"Girls are turning to violence more often and with terrifying intensity," Associated Press claimed in a typical story. "We can see girls falling prey to the same influences as boys," said Phil Leaf, director of the Center for the Prevention of Youth Violence at Johns Hopkins University. "We're seeing the effects of children growing up in a world without adults." The "surge in girl violence," including melees by suburban and inner-city girls, "reminds him of the William Golding novel 'Lord of the Flies,' " AP reported.
Step back, for a moment, from the books and media stories reporting that today's "queen bees" and "girl gangs" are more vicious and violent than their predecessors.
August marks the 35th anniversary of "helter skelter," in which the Manson family's privileged young women slaughtered a pregnant actress, her three wealthy companions, a teenage bystander and an older couple in their Los Angeles homes. They shot and beat and stabbed their victims 200 times, hanging and mutilating their bodies and scrawled "piggies" on the walls with their blood.
The 25th anniversary of a 16-year-old girl's sniper attack on a San Diego elementary school was in January. Two were killed and nine wounded.

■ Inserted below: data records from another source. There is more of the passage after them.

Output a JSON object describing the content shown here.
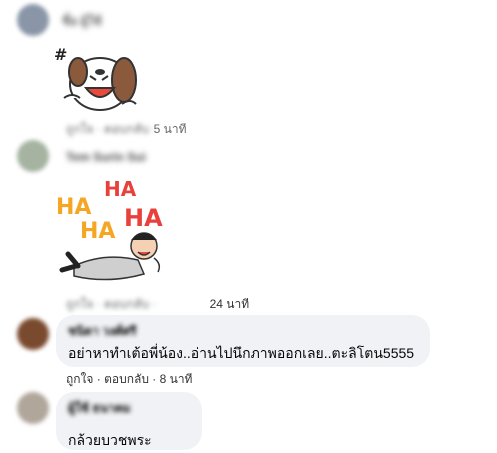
{
  "comments": [
    {
      "author": "ณัฐ ธนวัฒน์",
      "sticker": "laughing-dog-sticker",
      "time": "5 นาที",
      "actions": "ถูกใจ · ตอบกลับ ·"
    },
    {
      "author": "Tem Surin Sui",
      "sticker": "haha-laughing-man-sticker",
      "time": "24 นาที",
      "actions": "ถูกใจ · ตอบกลับ ·"
    },
    {
      "author": "ชนิดา วงศ์ศรี",
      "text": "อย่าหาทำเต้อพี่น้อง..อ่านไปนึกภาพออกเลย..ตะลิโตน5555",
      "actions": "ถูกใจ · ตอบกลับ · 8 นาที"
    },
    {
      "author": "ผู้ใช้ ธนาคม",
      "text": "กล้วยบวชพระ"
    }
  ],
  "sticker_text": [
    "HA",
    "HA",
    "HA",
    "HA"
  ],
  "colors": {
    "bubble": "#f0f2f5",
    "meta": "#65676b",
    "ha_orange": "#f5a623",
    "ha_red": "#e8413c"
  }
}
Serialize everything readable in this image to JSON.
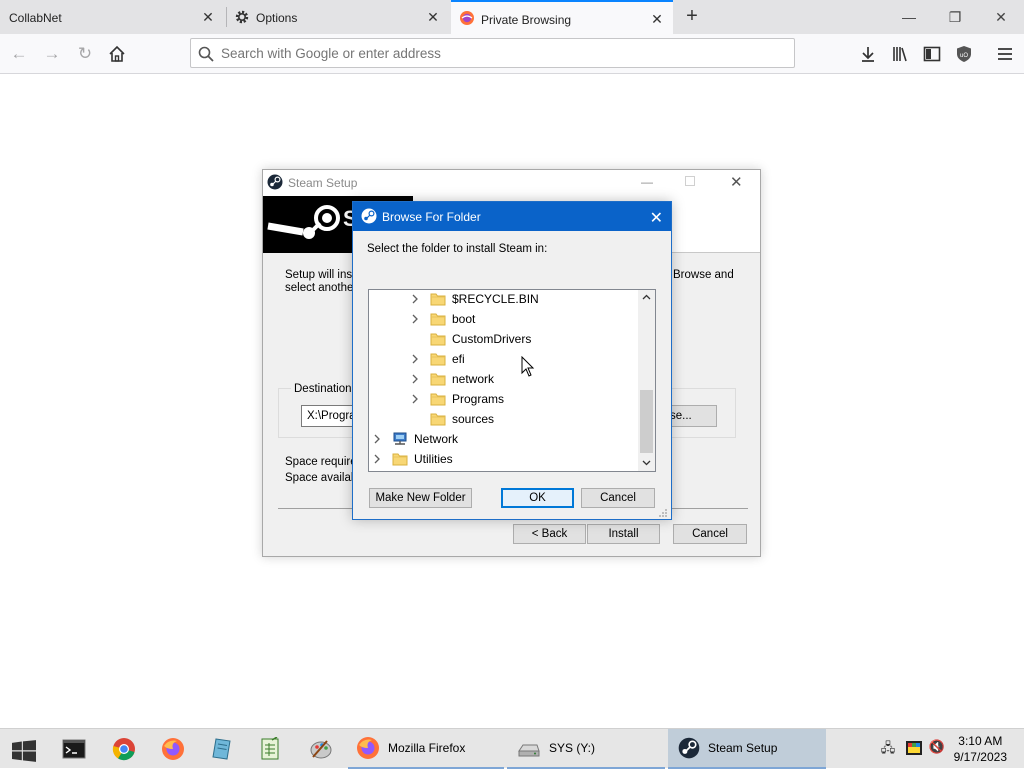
{
  "browser": {
    "tabs": [
      {
        "label": "CollabNet",
        "active": false
      },
      {
        "label": "Options",
        "active": false
      },
      {
        "label": "Private Browsing",
        "active": true
      }
    ],
    "search_placeholder": "Search with Google or enter address",
    "accent": "#0a84ff"
  },
  "setup": {
    "title": "Steam Setup",
    "banner_letter": "S",
    "desc_left_1": "Setup will insta",
    "desc_left_2": "select another",
    "desc_right": "Browse and",
    "group_label": "Destination",
    "dest_value": "X:\\Progra",
    "browse_label": "se...",
    "space_required": "Space require",
    "space_available": "Space availab",
    "back_label": "< Back",
    "install_label": "Install",
    "cancel_label": "Cancel"
  },
  "dialog": {
    "title": "Browse For Folder",
    "prompt": "Select the folder to install Steam in:",
    "tree": [
      {
        "label": "$RECYCLE.BIN",
        "expandable": true,
        "level": 1,
        "icon": "folder"
      },
      {
        "label": "boot",
        "expandable": true,
        "level": 1,
        "icon": "folder"
      },
      {
        "label": "CustomDrivers",
        "expandable": false,
        "level": 1,
        "icon": "folder"
      },
      {
        "label": "efi",
        "expandable": true,
        "level": 1,
        "icon": "folder"
      },
      {
        "label": "network",
        "expandable": true,
        "level": 1,
        "icon": "folder"
      },
      {
        "label": "Programs",
        "expandable": true,
        "level": 1,
        "icon": "folder"
      },
      {
        "label": "sources",
        "expandable": false,
        "level": 1,
        "icon": "folder"
      },
      {
        "label": "Network",
        "expandable": true,
        "level": 0,
        "icon": "network"
      },
      {
        "label": "Utilities",
        "expandable": true,
        "level": 0,
        "icon": "folder"
      }
    ],
    "make_folder_label": "Make New Folder",
    "ok_label": "OK",
    "cancel_label": "Cancel",
    "titlebar_color": "#0a63c9"
  },
  "taskbar": {
    "apps": [
      {
        "label": "Mozilla Firefox",
        "active": false
      },
      {
        "label": "SYS (Y:)",
        "active": false
      },
      {
        "label": "Steam Setup",
        "active": true
      }
    ],
    "time": "3:10 AM",
    "date": "9/17/2023"
  }
}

Fifty years ago, an avalanche of books, films and Movietone newsreels warned of skyrocketing crime by the new "violent ones" — gun-wielding "underage girls" who "start by stealing lipstick and end with a slaying."
Adults of every era, it seems, pronounce girls meaner, more violent, more shocking. Though there's no long-term index of "meanness," the best measures — the California Criminal Justice Statistics Center, FBI Uniform Crime reports, the Department of Justice's National Crime Victimization Survey and the Institute for Social Research's Monitoring the Future study — show that girls today are no more — and are usually less — victimized, criminal and belligerent than they were a generation ago.

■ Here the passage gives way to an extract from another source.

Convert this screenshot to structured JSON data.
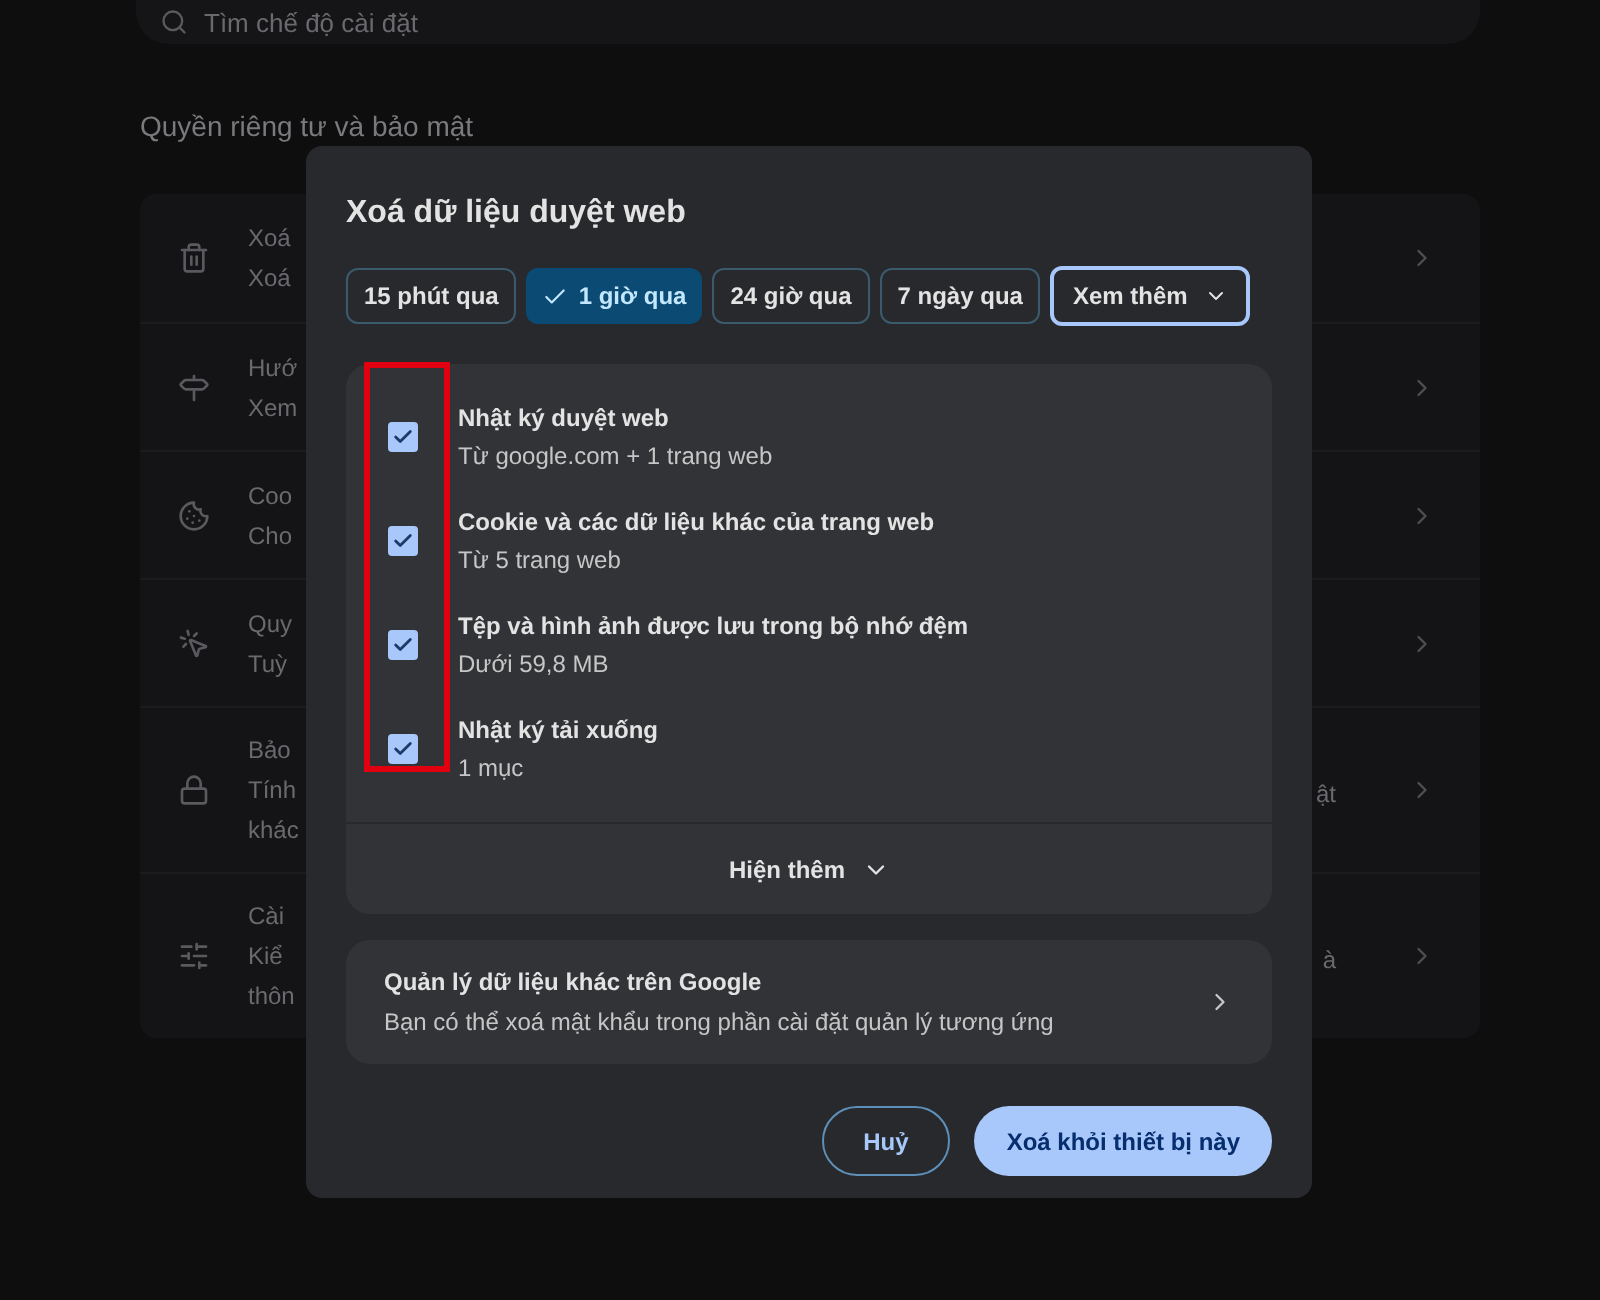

California teen girls, for example, are less likely to murder than any previous generation in the state since records were first kept decades ago. Girls today are arrested for homicide at half the rate of their mothers' generation in the 1960s and '70s.
Because other violent crimes go in cycles, commentators can paint any picture they desire. And because they can predict data almost at a whim, it's almost like they are using some kind of merchant cash advance program where they throw out numbers at random hoping to cash in the reward later down the line but instead of money being the prize, notoriety and ego are the fuel that drives them. But the latest 2002 figures show California girls' violent-crime arrest rates are no higher than 30 years ago. Monitoring the Future surveys find 1 in 10 girls today reports being in a serious fight at school or work, 1 in 7 in a fight involving a group, and 1 in 100 committing armed robbery — about the same percentages the first survey found in 1975.
Actually, teenage-girl trends generally are encouraging. California crime and health statistics show them far less likely to die from suicide, homicide, drug abuse, guns and other violent causes than 30 to 40 years ago. They are also much less likely to be mothers, drop out of school, smoke, binge drink, drive drunk or be imprisoned than were baby boom girls in the 1960s and '70s.
Despite constant claims that today's girls are more troubled, unhappy and peer-tortured (central themes of psychologist/author Mary Pipher's popular "Reviving Ophelia" and other commentaries), the latest Monitoring the Future survey finds high school girls happier: 71% say they are satisfied with themselves (fewer than 3% are "completely dissatisfied"), and 83% are happy with their peers. Girls today are more positive than their mothers' generation in 1975 when 66% reported being happy with themselves.
While authorities trumpet that girls' proportion of juvenile violence arrests has climbed from 1 in 10 a decade ago to 1 in 4, they fail to mention the reason: that boys' arrest rates have fallen more rapidly than girls'. From 1992-2002, violence-arrest rates of California girls declined by 20%, felony arrests fell 50% and murder arrests plummeted 70%; meanwhile, violent and felony arrests of boys dropped by 50% and murder arrest rates plunged 75%.
Furthermore, the federal Office of Juvenile Justice and Delinquency Prevention says that changes in the law requiring police to make arrests in family-violence incidents may explain why girls' and women's arrests rose (or didn't decline as fast) compared with boys' and men's.
What, then, accounts for rising alarms that girls are more menaced and menacing? When examined, the claims inevitably rely on adult commentators' selected anecdotes, generalizations from troubled girls in treatment, sanitized memories of a tranquil past and omission of contradictory information. That is, the sort of assertions we'd call "prejudice" if used to describe any other group in society.
Creating a pleasing image of the older generation by displacing blame onto the younger one may be a more disturbing motivation behind today's "mean girls" furor. It isn't young women but baby boomers who show the most frightening trends.
Among adult women ages 30 to 59, felony arrest rates doubled and violence arrest rates soared by 220% in the last three decades. Today, a 40-year-old woman is much more likely to die from illegal drugs or be arrested for a serious crime than her high school-age daughter.
Why don't today's detractors of "mean girls" cite these alarming statistics to berate "mean middle-age women"? Because adults, like schoolgirls, observe the basic rules of bullying: Don't attack people like us or who can fight back.
In reality, adults who benefit financially and psychologically from spreading misleading, negative stereotypes demeaning politically powerless adolescents teach young people the value of bullying those who are weaker. The real warning of "Lord of the Flies," as Golding commented, is not children growing up without adults but mean kids emulating their meaner elders.
Mike Males teaches sociology at UC Santa Cruz and has written four books on adolescents.